Second, the Israeli government has to free the military to do what it has been trained to do – to fight the enemy and while doing so, monitor itself to be the moral compass of our nation. There is no military in the world that is more moral than the Israeli army. We do all that we can to eliminate injury to civilians but we are fighting an enemy that thrives on terror and pain – even that of its own people.

If they place their missiles inside their cities, that does not lessen our moral obligation to protect our cities. We have no choice but to fire into that building, that city. What of the concept presented above, that I have no right to save my life by taking the life of an innocent person?

There is no contradiction. If we warn the civilian population in Gaza that we are about to bomb a target or an area and they choose to surround it and protect it with their lives and the lives of their children (which happened several times during various conflicts/operations/wars), they are no longer innocent bystanders. With their bodies and their lives, if they choose to protect terrorists, they forfeit the right to be called innocent.

Elor’s commanding officers are appearing in court to say that they too had concerns, given the way the terrorist was dressed, that he could be hiding explosives, that he could post a threat. That fear, and the terrorist movement triggered Elor to shoot. If he was wrong than what we have is the wrongful death of a combatant in a war situation – a war triggered by the very man who was killed. That Arab chose to stab a soldier in Hebron. Had he not attacked the soldiers, he would not have been lying there; he would not have been shot. Elor did not open fire in cold blood to kill an innocent man; he opened fire on a confirmed terrorist who could have been armed with an explosive and was moving in an area where other soldiers and medics were around.

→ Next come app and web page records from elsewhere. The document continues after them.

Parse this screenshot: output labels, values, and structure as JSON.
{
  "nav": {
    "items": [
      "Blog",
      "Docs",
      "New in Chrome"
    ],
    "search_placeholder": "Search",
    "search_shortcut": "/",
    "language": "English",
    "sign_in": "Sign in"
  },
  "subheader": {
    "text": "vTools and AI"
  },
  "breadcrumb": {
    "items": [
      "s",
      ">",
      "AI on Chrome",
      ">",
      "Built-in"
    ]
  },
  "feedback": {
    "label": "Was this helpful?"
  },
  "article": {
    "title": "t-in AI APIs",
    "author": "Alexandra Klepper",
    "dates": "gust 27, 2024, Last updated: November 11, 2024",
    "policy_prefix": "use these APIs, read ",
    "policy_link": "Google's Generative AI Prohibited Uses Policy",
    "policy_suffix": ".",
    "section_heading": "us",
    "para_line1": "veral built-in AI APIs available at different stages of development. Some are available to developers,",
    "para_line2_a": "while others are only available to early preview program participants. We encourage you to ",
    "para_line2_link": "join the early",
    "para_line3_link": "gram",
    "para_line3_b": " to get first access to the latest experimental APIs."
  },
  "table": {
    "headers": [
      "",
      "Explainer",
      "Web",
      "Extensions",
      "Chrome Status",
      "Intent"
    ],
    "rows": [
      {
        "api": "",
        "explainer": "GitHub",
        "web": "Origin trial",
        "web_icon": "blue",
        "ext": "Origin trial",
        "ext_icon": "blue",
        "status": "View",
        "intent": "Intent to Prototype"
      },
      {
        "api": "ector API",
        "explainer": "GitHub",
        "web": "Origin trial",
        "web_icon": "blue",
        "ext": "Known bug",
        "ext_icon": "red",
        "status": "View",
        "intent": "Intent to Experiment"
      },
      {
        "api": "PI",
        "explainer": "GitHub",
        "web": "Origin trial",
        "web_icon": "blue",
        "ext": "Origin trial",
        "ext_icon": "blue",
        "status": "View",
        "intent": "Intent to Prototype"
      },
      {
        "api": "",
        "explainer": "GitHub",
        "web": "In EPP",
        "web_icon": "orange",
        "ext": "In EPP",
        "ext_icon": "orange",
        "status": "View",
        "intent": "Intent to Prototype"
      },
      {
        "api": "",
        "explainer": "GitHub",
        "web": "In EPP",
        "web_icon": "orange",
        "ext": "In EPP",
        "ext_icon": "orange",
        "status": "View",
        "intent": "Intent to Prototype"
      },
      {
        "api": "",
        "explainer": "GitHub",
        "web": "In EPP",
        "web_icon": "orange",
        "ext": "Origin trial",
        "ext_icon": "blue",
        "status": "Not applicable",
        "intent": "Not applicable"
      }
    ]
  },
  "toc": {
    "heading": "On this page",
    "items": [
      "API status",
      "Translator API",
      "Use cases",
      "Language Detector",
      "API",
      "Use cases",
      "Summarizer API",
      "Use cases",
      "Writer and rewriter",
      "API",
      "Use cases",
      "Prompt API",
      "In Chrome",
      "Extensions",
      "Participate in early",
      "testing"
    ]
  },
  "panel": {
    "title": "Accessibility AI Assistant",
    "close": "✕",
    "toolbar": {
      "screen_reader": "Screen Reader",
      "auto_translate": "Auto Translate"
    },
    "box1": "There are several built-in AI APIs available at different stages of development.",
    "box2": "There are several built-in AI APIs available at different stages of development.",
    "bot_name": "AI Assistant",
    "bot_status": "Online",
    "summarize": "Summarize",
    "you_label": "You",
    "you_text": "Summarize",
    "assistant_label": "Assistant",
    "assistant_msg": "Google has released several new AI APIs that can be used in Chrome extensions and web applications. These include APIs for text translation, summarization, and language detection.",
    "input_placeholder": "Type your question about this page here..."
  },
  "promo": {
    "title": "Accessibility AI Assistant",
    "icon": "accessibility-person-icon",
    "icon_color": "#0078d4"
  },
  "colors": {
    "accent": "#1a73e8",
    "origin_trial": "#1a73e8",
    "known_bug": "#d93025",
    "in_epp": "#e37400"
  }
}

If he was wrong in shooting – blame the commanding officers who did not secure the site; blame the commanding officers who did not protect the perimeter. This is Israel, where the commanding officers step for forward and lead the way. I personally know of an incident in which a commanding officer took responsibility for neutralizing a terrorist who died of gunshot wounds fired from no less than three different directions and more than a dozen angles. One officer stepped forward and said that he killed the terrorist. Elor’s commanding officers must do the same.

On March 27, 2016, I posted an article to the Times of Israel condemning an unnamed journalist/blogger for  rushing to condemn an Israeli soldier before any facts were in. Four days later, the Times of Israel proved the post. Their claim that they are the “marketplace of ideas” was a lie. I was accused of “threatening” and “endangering” the life of the woman who had called for our soldier to “rot in jail.” No threat was made; I didn’t endanger anyone. All I did was share what she said (and show how it went against democracy, against decency, against Israel).

Today and in the months since her cruel words were published (and yes, another of my posts from the Times of Israel was rejected because I had “published” it on a closed group on Facebook, so I can use the term “publish” when speaking of a Facebook post), she has continued with the rhetoric against this soldier, never once accepting that she lacks the knowledge or the right to determine the outcome of a trial without making a travesty of justice.

The Greatest Threat to Israel Today remains those who want us to surrender, to weaken ourselves, to hold ourselves to a standard above all others, even if it means paying the price for that standard with our blood and the blood of our children.

An apology is deserved. That it will never be delivered (at least not in a sincere and honest fashion) is the greatest of insults – not to Elor Azarya, but to the very foundations of the country we have built here.

Each day, more and more, I believe that Elor will walk away from this horrible time in his life, stronger for having had the courage to deal with the pressure placed upon his young shoulders. The only open question is whether Israel will walk away nearly as strong.



Comments are closed.

Loading Facebook Comments ...